The Department for Education will publish the national secondary school league tables next week, based on provisional data from this summer’s GCSE results.
Schools will finally be able to compare their provisional score for Progress 8 – the government’s headline secondary school accountability measure – with other schools across the country.
And they will also have their scores in time for the secondary school application deadline this month.
Here are some of the biggest questions being asked about the measure:
How much attention should be given to provisional scores?
The provisional Progress 8 scores should be treated with caution, as the final Progress 8 scores do not come out until January.
The provisional data will not include any re-marks, and it is likely that there will be more this year compared with the year before, due to the GCSE reforms – so this could change the scores.
And for schools that have already seen their provisional scores through the DfE’s checking website, these may change after an error was identified in the data last week.
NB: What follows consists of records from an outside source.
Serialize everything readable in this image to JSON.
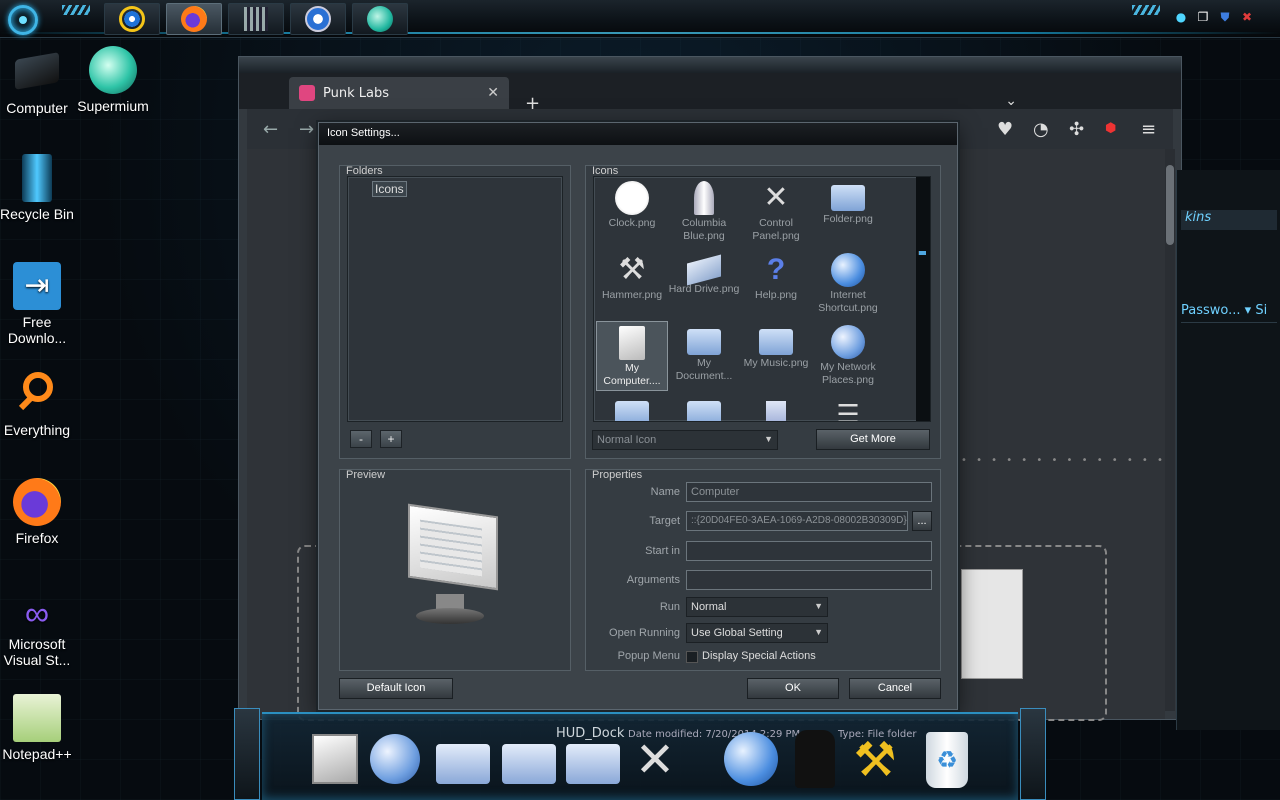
{
  "taskbar": {
    "buttons": [
      "ie-icon",
      "firefox-icon",
      "media-icon",
      "play-icon",
      "supermium-icon"
    ]
  },
  "desktop": {
    "icons": [
      {
        "label": "Computer",
        "icon": "computer-icon"
      },
      {
        "label": "Supermium",
        "icon": "supermium-icon"
      },
      {
        "label": "Recycle Bin",
        "icon": "recycle-bin-icon"
      },
      {
        "label": "Free Downlo...",
        "icon": "free-download-manager-icon"
      },
      {
        "label": "Everything",
        "icon": "everything-search-icon"
      },
      {
        "label": "Firefox",
        "icon": "firefox-icon"
      },
      {
        "label": "Microsoft Visual St...",
        "icon": "visual-studio-icon"
      },
      {
        "label": "Notepad++",
        "icon": "notepadpp-icon"
      }
    ]
  },
  "browser": {
    "tab_title": "Punk Labs",
    "tab_close": "✕",
    "new_tab": "+",
    "right_panel_search": "kins",
    "right_panel_password": "Passwo...",
    "right_panel_si": "Si"
  },
  "dialog": {
    "title": "Icon Settings...",
    "folders": {
      "label": "Folders",
      "items": [
        "Icons"
      ],
      "remove_label": "-",
      "add_label": "+"
    },
    "icons": {
      "label": "Icons",
      "items": [
        {
          "name": "Clock.png",
          "icon": "clock-icon"
        },
        {
          "name": "Columbia Blue.png",
          "icon": "shuttle-icon"
        },
        {
          "name": "Control Panel.png",
          "icon": "control-panel-icon"
        },
        {
          "name": "Folder.png",
          "icon": "folder-icon"
        },
        {
          "name": "Hammer.png",
          "icon": "hammer-icon"
        },
        {
          "name": "Hard Drive.png",
          "icon": "hard-drive-icon"
        },
        {
          "name": "Help.png",
          "icon": "help-icon"
        },
        {
          "name": "Internet Shortcut.png",
          "icon": "globe-icon"
        },
        {
          "name": "My Computer....",
          "icon": "my-computer-icon"
        },
        {
          "name": "My Document...",
          "icon": "documents-folder-icon"
        },
        {
          "name": "My Music.png",
          "icon": "music-folder-icon"
        },
        {
          "name": "My Network Places.png",
          "icon": "network-icon"
        }
      ],
      "mode_select": "Normal Icon",
      "get_more_label": "Get More"
    },
    "preview": {
      "label": "Preview"
    },
    "properties": {
      "label": "Properties",
      "name_label": "Name",
      "name_value": "Computer",
      "target_label": "Target",
      "target_value": "::{20D04FE0-3AEA-1069-A2D8-08002B30309D}",
      "browse_label": "...",
      "start_in_label": "Start in",
      "start_in_value": "",
      "arguments_label": "Arguments",
      "arguments_value": "",
      "run_label": "Run",
      "run_value": "Normal",
      "open_running_label": "Open Running",
      "open_running_value": "Use Global Setting",
      "popup_menu_label": "Popup Menu",
      "popup_menu_check_label": "Display Special Actions"
    },
    "default_icon_label": "Default Icon",
    "ok_label": "OK",
    "cancel_label": "Cancel"
  },
  "dock": {
    "title": "HUD_Dock",
    "subtitle": "Date modified: 7/20/2014 2:29 PM",
    "type": "Type: File folder",
    "items": [
      "my-computer-icon",
      "network-icon",
      "documents-folder-icon",
      "music-folder-icon",
      "pictures-folder-icon",
      "control-panel-icon",
      "globe-icon",
      "help-figure-icon",
      "hammer-icon",
      "recycle-bin-icon"
    ]
  },
  "colors": {
    "accent": "#2ab0ea",
    "dialog_bg": "#3c4349",
    "desktop_bg": "#060b10"
  }
}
Pupils who left their schools years ago were included in provisional data – but the DfE has now said these will be removed before next week.
Why do some heads already know how their results compare with other schools?
On GCSE results’ day, schools used to know immediately how they had performed. But under Progress 8, they have to wait until the DfE releases their provisional scores a month later. And they have to wait even longer to find out how they’ve performed compared to schools in the country.
This can be nerve-racking for headteachers who are concerned about the security of their jobs.
However, this year, for the first time, the Association of School and College Leaders was able to provide its members with Attainment 8 estimates – to help them work out their Progress 8 scores – just days after GCSE results’ day.
More than 1,000 secondary schools shared their results anonymously to work out averages. Once they had worked out the Attainment 8 estimates, these were shared with ASCL members.
Duncan Baldwin, deputy director of policy at ASCL, said: “I think it is time that we shouldn’t just rely on the DfE to do our accountability.
“It means you can have a better sense of conversation with your school governors. You could be much more confident about. It also stops schools from doing the wrong thing with this measure, which is to compare it to last year’s averages. You can’t really compare it to last year.”
Is it seen as a fairer measure?
Schools are no longer judged on how many of their pupils achieve five A* to C grades at GCSE. Progress 8 instead takes into account the achievements of pupils of all abilities.
It was introduced to stop schools targeting disproportionate resources at pupils on the C/D borderline.
The measure, which was designed to be fairer, has been welcomed as a step in the right direction – but schools with large numbers of lower–ability pupils are still disproportionately penalised by it.
When are the criticisms of Progress 8 going to be addressed?
There have been teething problems with Progress 8 after it was introduced for schools last year.
Earlier this year, Tes revealed that headteachers were concerned about the damaging impact that just a handful of pupils – with extremely negative scores – were having on their schools' scores.
Schools were worried they’d be judged unfairly for extreme circumstances outside of their control – such as pupils who may have been absent from their exams due to illness or bereavement.
In July, the DfE said it would make a change to the Progress 8 methodology in light of the concerns.
This will not happen until next year – but the government has said it will make sure that Ofsted, regional schools commissioners and local authorities are aware of the issue. And it says the impact of these pupils will be taken into account when a school is below the floor standard or coasting.
Do parents understand Progress 8 scores?
Despite having been in place for a year, parents still are confused by the accountability measure.
A survey by the DfE found that three-quarters of parents and carers had not heard of Progress 8. And of those who had heard of Progress 8, less than a fifth (19 per cent) of parents and carers understood how it worked.
Ahead of the secondary school application deadline later this month, schools will want to share their provisional Progress 8 scores with parents.
But it is much harder to grasp what the scores – which are usually between -1 and +1 – mean, compared to the old five A* to C measure, which more parents could relate to.
Mr Baldwin says the number is “tricky” for the general public to understand.
He said: “One of the things I think we can do to help everybody is not to think about that number, but to think about what it means for pupils.
“If you look at the percentage of pupils in your school that made above average progress – or in other words got a positive progress 8 score – that tells the same story nationally but it brings this quite arcane measure back down to, ‘How do people do typically in this school?’”